The lone voices of reason at the public hearing were Allergy & Asthma Network Mothers of Asthmatics, American College of Allergy Asthma & Immunology, American Medical Association and the Food Allergy & Anaphylaxis Network/Food Allergy Initiative.
It’s not like patients asked for this. It’s not like we need it. The most difficult part of managing asthma and food allergies is during the learning curve where routine visits (which are never routine) and specialized allergy testing matters! There’s a reason we’re not given unlimited refills for medications – we require periodic monitoring just like our teeth and eyes need periodic check-ups.
The longer our symptoms smolder uncontrolled, the more damage to our airways and ultimately, the more medication and medical services are needed. Chah ching. We don’t need vending machine medical care.”
AANMA funded and conducted the Allergy & Asthma Families Care survey in which 500 respondents were given the option to select among various medical care providers, pharmacists, friends and themselves for diagnostics, routine and emergency care.
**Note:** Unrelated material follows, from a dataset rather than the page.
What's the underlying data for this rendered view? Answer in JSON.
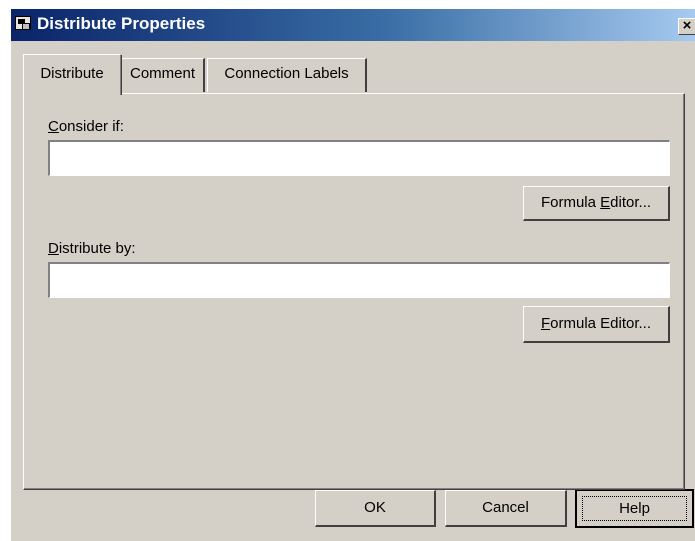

Score big for physicians (94%), allergists (94%) and zero for pharmacists, friends, and self.
Head South of the Border
By Chef Michelle Austin
Crank up some salsa tunes because we’re heading south of the border. They’ll be asking for seconds when you serve these always endlessly adaptable, incredibly edible Bang-Up Burritos and Simple Salsas!
Oh – and while we’re talking: My recipes are meant to become YOUR recipes! Let me know what works or what you did to substitute one ingredient for another.
Send your creative cook comments to firstname.lastname@example.org
Have fun, be creative and mix it up tonight!
- 1/2-cup small-cut turkey sausage, ground turkey or chicken, or vegetarian alternative, such as soy crumbles
- 1 tbs. diced onion
- 1 tbs. diced pepper (red or green)
- 1/2-cup finely chopped lettuce
- 1/4-cup pinto, black or refried beans
- 1 oz. sharp cheddar cheese or soy alternative
- 1 spinach or whole wheat wrap
- 1 tsp. olive oil or margarine (can use cooking spray alternative)
- Hot sauce garnish (optional)
Heat olive oil or margarine in a pan. Saute onion and peppers; add salt, pepper and any other veggie desired. Add meat or soy crumbles.
Spread sautéed mix on wrap; add cheese; roll and fold.
Garnish with salsa and hot sauce (optional)
* Suggested variations: add broccoli or spinach
Salsas are made with a variety of fruits and vegetables these days! Try adding citrusy, firm fruits like mango and pineapple. Corn, cucumber and smoked peppers are favorite vegetable ingredients for salsas.
- 2 medium size tomatoes (dice and remove seeds)
- 1 white Spanish onion, chopped
- 1 jalapeno chili minced
- 2 tbs. fresh chopped cilantro
- 2 tbs. fresh lime juice
- Salt and pepper to taste
Chop and mix all ingredients together; refrigerate until ready.